Calculating Payouts Based on Odds

Odds ratios in horse racing represent the potential payout you can receive if your selected horse wins. Understanding how to read and calculate these odds is crucial for placing informed bets and maximizing your winnings.

Determining the Payout Multiplier

  • Find the fractional odds for your horse. For example, if your horse is at 5/2 odds, it means that for every $2 you bet, you can win $5.
  • Convert the fractional odds to a decimal format. To do this, divide the numerator by the denominator. In the example above, 5/2 = 2.5.

Calculating the Payout

  1. Multiply the odds multiplier by the amount you wagered. For instance, if you bet $10 on a horse with 2.5 odds, you would win $25 (10 x 2.5).
  2. Add the original amount you wagered to determine the total payout. In this case, $10 + $25 = $35.

Example Table

HorseOddsPayout (for $10 bet)
Horse A5/1$60
Horse B2/1$30
Horse C1/2$15

Understanding Fractional and Decimal Odds

As a punter in the exhilarating world of horse racing, interpreting odds is paramount to placing informed bets. Two widely prevalent formats to display odds are fractional odds (used in the UK and Ireland) and decimal odds (commonly found in Europe and Australia). Let’s delve into each format and uncover their nuances.

Fractional Odds

Fractional odds resemble fractions. For example, 2/1, pronounced “two-to-one,” indicates that for every $1 you wager, you’ll potentially win $2 (plus your initial stake). If the odds are 5/1, you’d win $5 for every $1 stake. The higher the second number, the less likely the horse is to win, and the more potential profit you stand to reap.

Decimal Odds

Decimal odds represent the total payout for a $1 bet. Using the previous example, decimal odds of 3.00 correspond to fractional odds of 2/1. To calculate your potential winnings, simply multiply your stake by the decimal odds. For instance, a $10 bet at 3.00 odds would yield a potential payout of $30 (including your stake).

To help solidify your understanding, refer to the table below:

Fractional OddsDecimal Odds

Using Odds to Predict Horse Performance

In horse racing, odds represent the probability of a horse winning a race. They are expressed as a ratio of the amount you would win if you bet $1 to the amount you would lose if you bet $1. For example, odds of 2/1 mean that you would win $2 for every $1 you bet, while odds of 1/2 mean that you would lose $1 for every $1 you bet.

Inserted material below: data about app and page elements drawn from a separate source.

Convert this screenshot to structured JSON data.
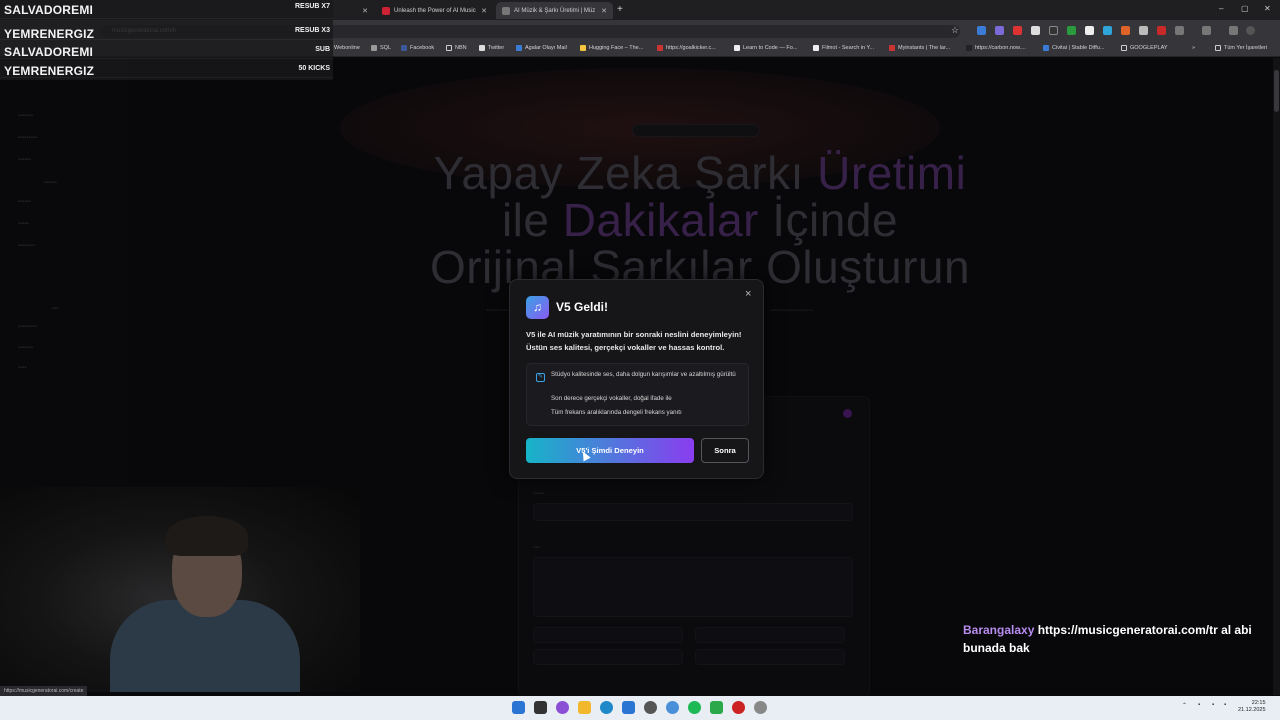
{
  "browser": {
    "tabs": [
      {
        "label": "Unleash the Power of AI Music",
        "active": false
      },
      {
        "label": "AI Müzik & Şarkı Üretimi | Müz",
        "active": true
      }
    ],
    "url": "musicgeneratorai.com/tr",
    "window_controls": [
      "–",
      "▢",
      "✕"
    ],
    "bookmarks": [
      "Webonline",
      "SQL",
      "Facebook",
      "NBN",
      "Twitter",
      "Agalar Olayı Mail",
      "Hugging Face – The...",
      "https://goalkicker.c...",
      "Learn to Code — Fo...",
      "Filmot - Search in Y...",
      "Myinstants | The lar...",
      "https://carbon.now....",
      "Civitai | Stable Diffu...",
      "GOOGLEPLAY",
      "Tüm Yer İşaretleri"
    ]
  },
  "modal": {
    "title": "V5 Geldi!",
    "description": "V5 ile AI müzik yaratımının bir sonraki neslini deneyimleyin! Üstün ses kalitesi, gerçekçi vokaller ve hassas kontrol.",
    "features": [
      "Stüdyo kalitesinde ses, daha dolgun karışımlar ve azaltılmış gürültü",
      "Son derece gerçekçi vokaller, doğal ifade ile",
      "Tüm frekans aralıklarında dengeli frekans yanıtı"
    ],
    "primary_button": "V5'i Şimdi Deneyin",
    "secondary_button": "Sonra",
    "close": "×"
  },
  "stream": {
    "alerts": [
      {
        "name": "SALVADOREMI",
        "event": "RESUB X7"
      },
      {
        "name": "YEMRENERGIZ",
        "event": "RESUB X3"
      },
      {
        "name": "SALVADOREMI",
        "event": "SUB"
      },
      {
        "name": "YEMRENERGIZ",
        "event": "50 KICKS"
      }
    ],
    "chat": {
      "user": "Barangalaxy",
      "message": "https://musicgeneratorai.com/tr al abi bunada bak"
    }
  },
  "status_url": "https://musicgeneratorai.com/create",
  "clock": {
    "time": "22:15",
    "date": "21.12.2025"
  }
}
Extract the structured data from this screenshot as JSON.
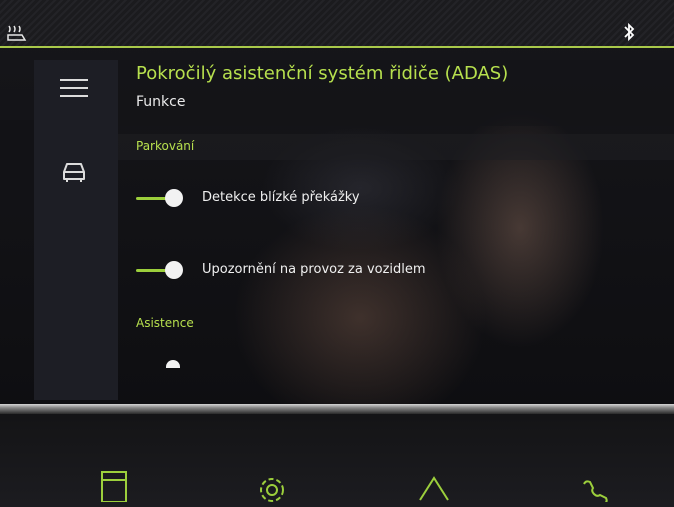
{
  "status_bar": {
    "left_icon": "seat-heat-icon",
    "right_icon": "bluetooth-icon"
  },
  "nav": {
    "items": [
      {
        "icon": "menu-icon"
      },
      {
        "icon": "car-icon"
      }
    ]
  },
  "header": {
    "title": "Pokročilý asistenční systém řidiče (ADAS)",
    "subtitle": "Funkce"
  },
  "sections": [
    {
      "label": "Parkování",
      "items": [
        {
          "label": "Detekce blízké překážky",
          "enabled": true
        },
        {
          "label": "Upozornění na provoz za vozidlem",
          "enabled": true
        }
      ]
    },
    {
      "label": "Asistence",
      "items": []
    }
  ],
  "dock": {
    "items": [
      {
        "icon": "media-icon"
      },
      {
        "icon": "settings-gear-icon"
      },
      {
        "icon": "navigation-icon"
      },
      {
        "icon": "phone-icon"
      }
    ]
  },
  "colors": {
    "accent": "#b7e04e",
    "toggle_on": "#9ccf3c",
    "text": "#f0f0f0"
  }
}
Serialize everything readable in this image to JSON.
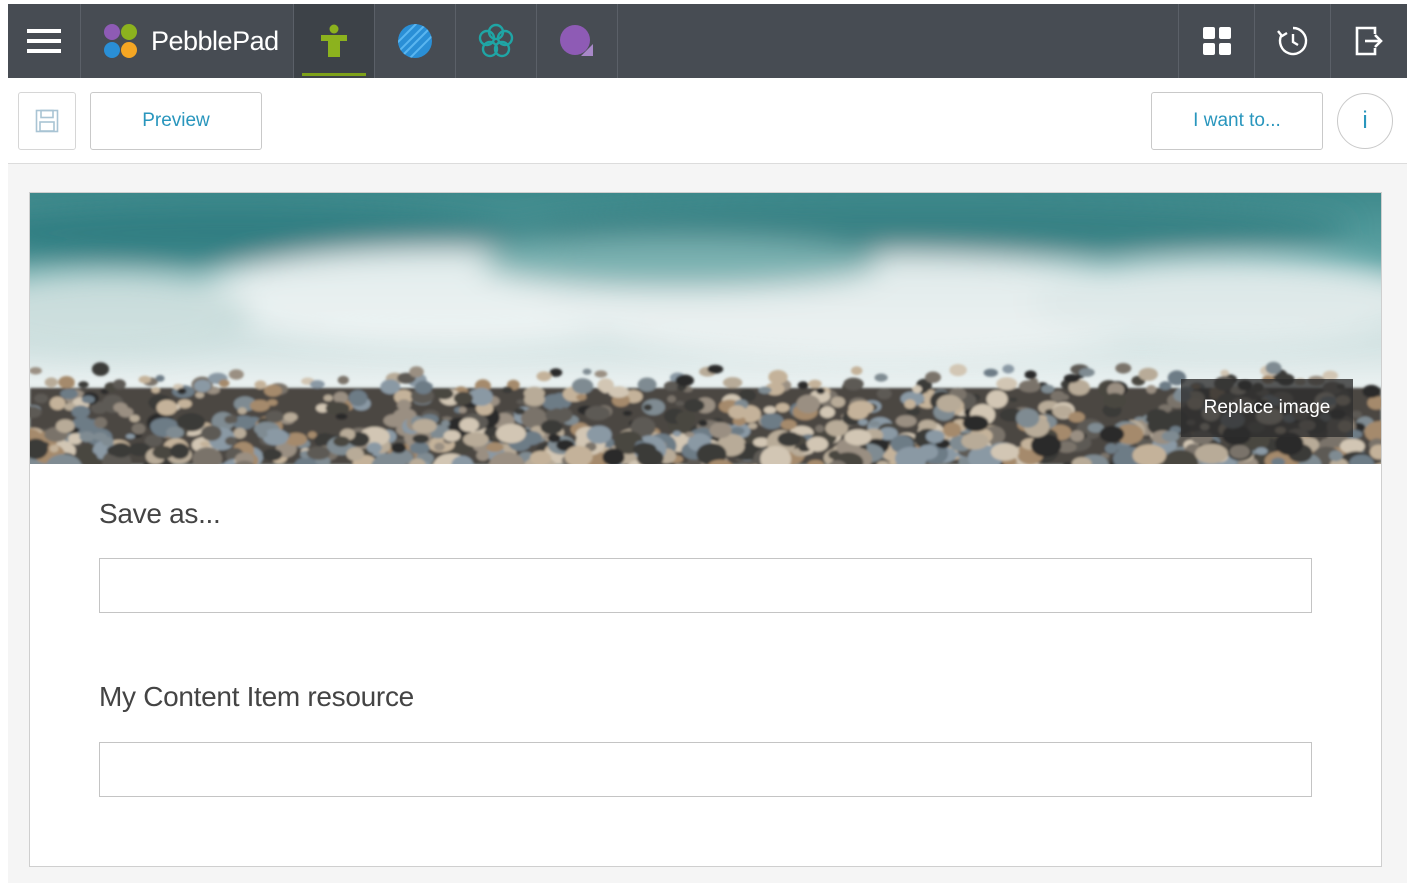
{
  "app": {
    "brand": "PebblePad"
  },
  "topbar": {
    "menu_icon": "hamburger-menu-icon",
    "apps": [
      {
        "name": "asset-store-icon",
        "color": "#8cb21e",
        "active": true
      },
      {
        "name": "atlas-icon",
        "color": "#2a8fd6",
        "active": false
      },
      {
        "name": "flourish-icon",
        "color": "#1fa5a5",
        "active": false
      },
      {
        "name": "pebblepad-purple-icon",
        "color": "#8e5bb5",
        "active": false
      }
    ],
    "right": [
      "apps-grid-icon",
      "history-icon",
      "logout-icon"
    ]
  },
  "toolbar": {
    "save_icon": "floppy-disk-icon",
    "preview_label": "Preview",
    "iwant_label": "I want to...",
    "info_label": "i"
  },
  "banner": {
    "replace_label": "Replace image"
  },
  "form": {
    "save_as_label": "Save as...",
    "save_as_value": "",
    "resource_label": "My Content Item resource",
    "resource_value": ""
  },
  "colors": {
    "topbar": "#474c53",
    "accent": "#2996bd",
    "active_underline": "#7ea11a"
  }
}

Odds can be used to predict the performance of a horse in a race. The lower the odds, the more likely the horse is to win. However, it is important to note that odds are not always an accurate predictor of performance. There are many other factors that can affect the outcome of a race, such as the horse’s condition, the jockey’s skill, and the track conditions.

Here are some tips for using odds to predict horse performance:

  1. Look for horses with low odds. The lower the odds, the more likely the horse is to win.
  2. Consider the horse’s recent performance. Horses that have been performing well in recent races are more likely to perform well in future races.
  3. Take into account the jockey’s skill. Jockeys who have a good record of winning races are more likely to win races on the horses they ride.
  4. Consider the track conditions. Horses that are well-suited to the track conditions are more likely to perform well.

By following these tips, you can use odds to help you predict the performance of horses in races. However, it is important to remember that odds are not always an accurate predictor of performance. There are many other factors that can affect the outcome of a race.

OddsProbability of Winning

The table above shows the relationship between odds and the probability of winning. As the odds increase, the probability of winning decreases.

Thanks for sticking with me through this crash course in horse racing odds ratios. I know it can be a bit of a head-scratcher at first, but I hope this article has helped you get a better understanding of how they work. Just remember, the key is to do your research and find the horses that you think have the best chance of winning. And don’t forget to have some fun while you’re at it! Be sure to check back later for more tips and insights on the world of horse racing.